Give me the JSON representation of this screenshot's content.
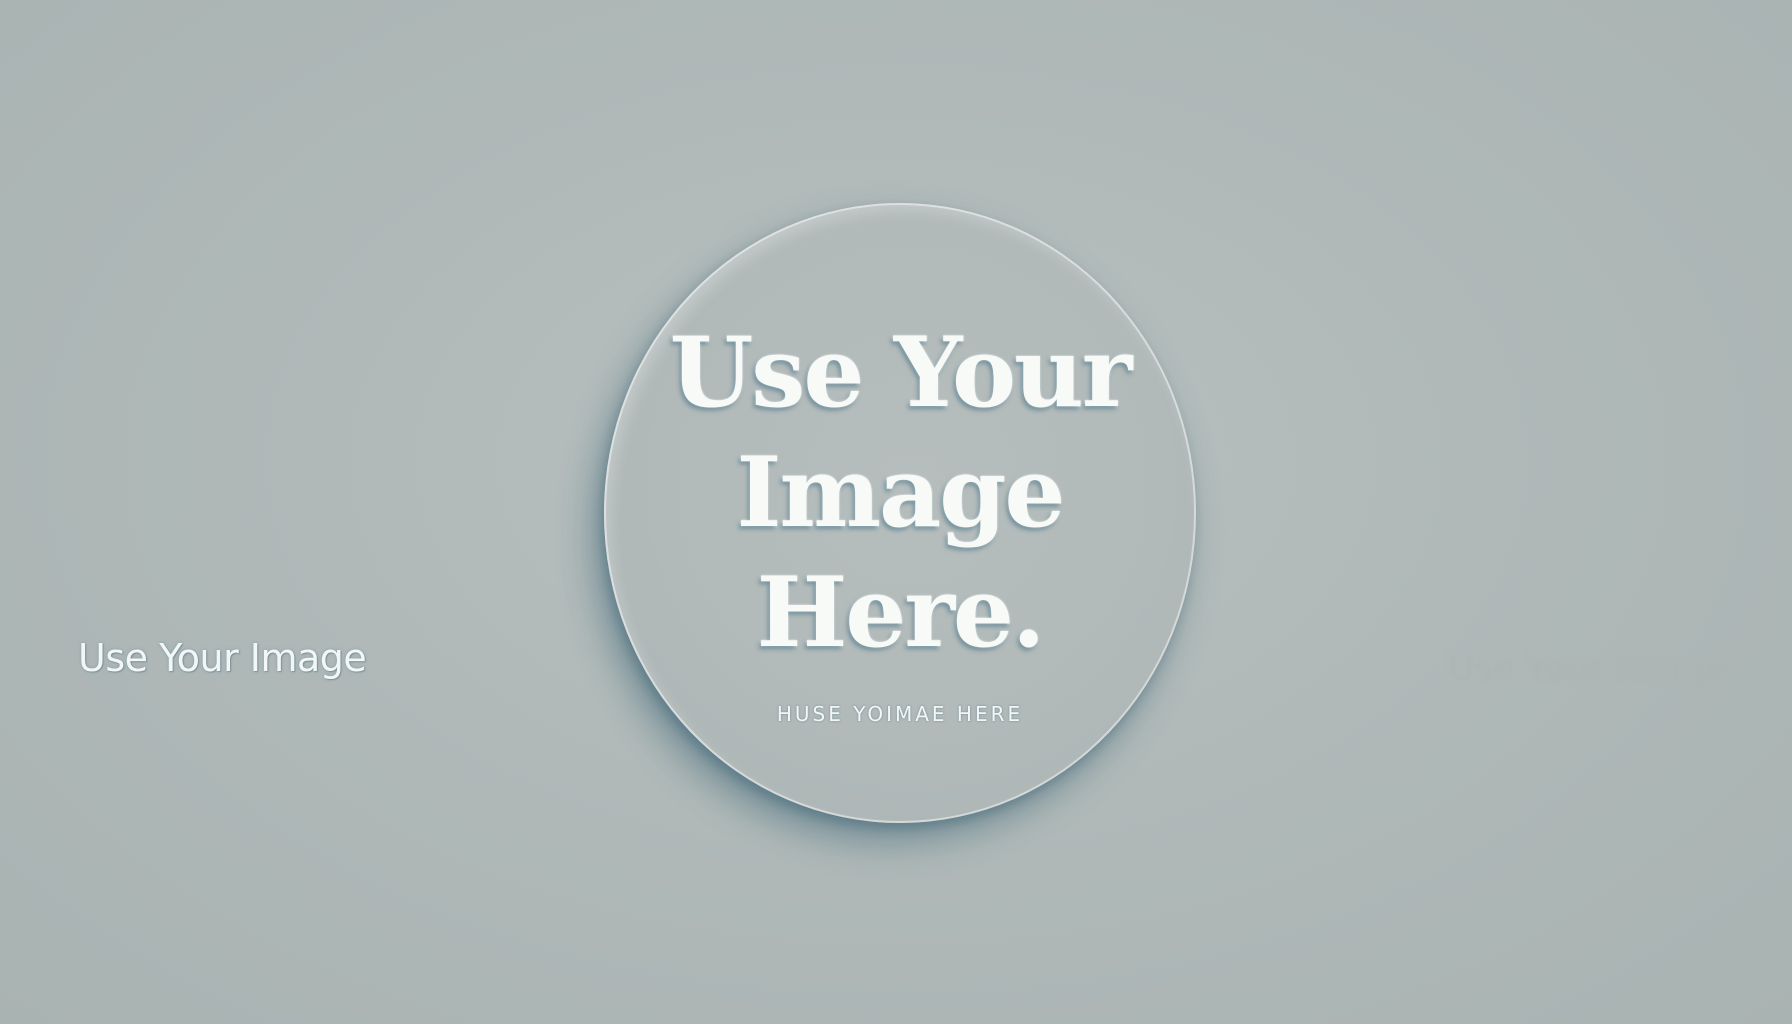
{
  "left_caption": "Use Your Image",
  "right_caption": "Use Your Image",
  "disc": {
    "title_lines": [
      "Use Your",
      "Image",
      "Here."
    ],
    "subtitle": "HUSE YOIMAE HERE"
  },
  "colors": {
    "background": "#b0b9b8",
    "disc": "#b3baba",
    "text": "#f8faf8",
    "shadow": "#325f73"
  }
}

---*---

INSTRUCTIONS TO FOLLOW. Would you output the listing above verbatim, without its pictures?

TASK SOLUTION.
Give me the JSON representation of this screenshot's content.
{
  "left_caption": "Use Your Image",
  "right_caption": "Use Your Image",
  "disc": {
    "title_lines": [
      "Use Your",
      "Image",
      "Here."
    ],
    "subtitle": "HUSE YOIMAE HERE"
  },
  "colors": {
    "background": "#b0b9b8",
    "disc": "#b3baba",
    "text": "#f8faf8",
    "shadow": "#325f73"
  }
}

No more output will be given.